We note that this Court has already managed to distinguish this body of case law that gave an expansive reading to MCL 15.271(4). In Leemreis, 273 Mich.App at 704–709, this Court reviewed and analyzed many of the above-mentioned cases. After identifying the three requirements for awarding court costs and attorney fees under MCL 15.271(4), id. at 704, the Court found that the plaintiffs could not obtain attorney fees under the OMA because, even though there was case law awarding attorney fees on the mere finding of a violation of the OMA, the plaintiffs failed to satisfy the plain-language requirements of MCL 15.271(4). Specifically, they did not meet the second requirement because they never sought injunctive relief. Id. at 707. Rather, the plaintiffs only sought to invalidate some actions by the defendant township. Id. at 708.

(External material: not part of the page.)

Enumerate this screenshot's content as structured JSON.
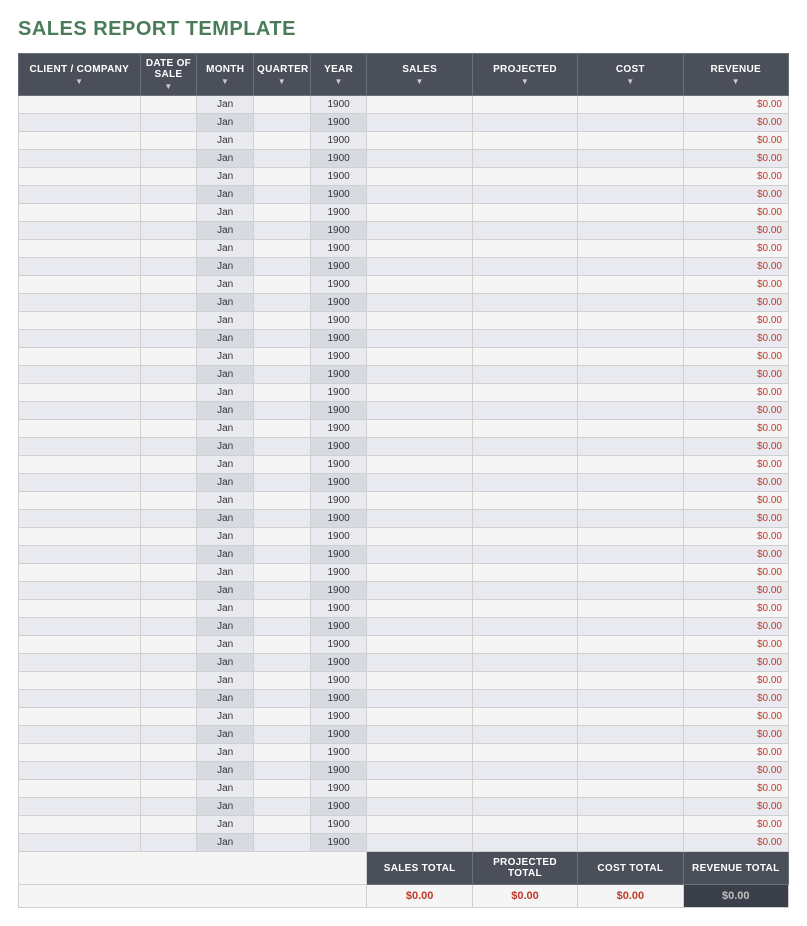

In summary, while we would find that, since plaintiff did not succeed in obtaining injunctive relief, he cannot recover attorney fees and court costs under MCL 15.271(4), cases like Craig, Herald Co, and Nicholas are controlling, and we must follow them under MCR 7.215(J)(1), which compels a different outcome. Therefore, the trial court is to award attorney fees and costs to plaintiff on remand.
Remanded for proceedings consistent with this opinion. We do not retain jurisdiction. No costs are taxable pursuant to MCR 7.219, neither party having prevailed in full.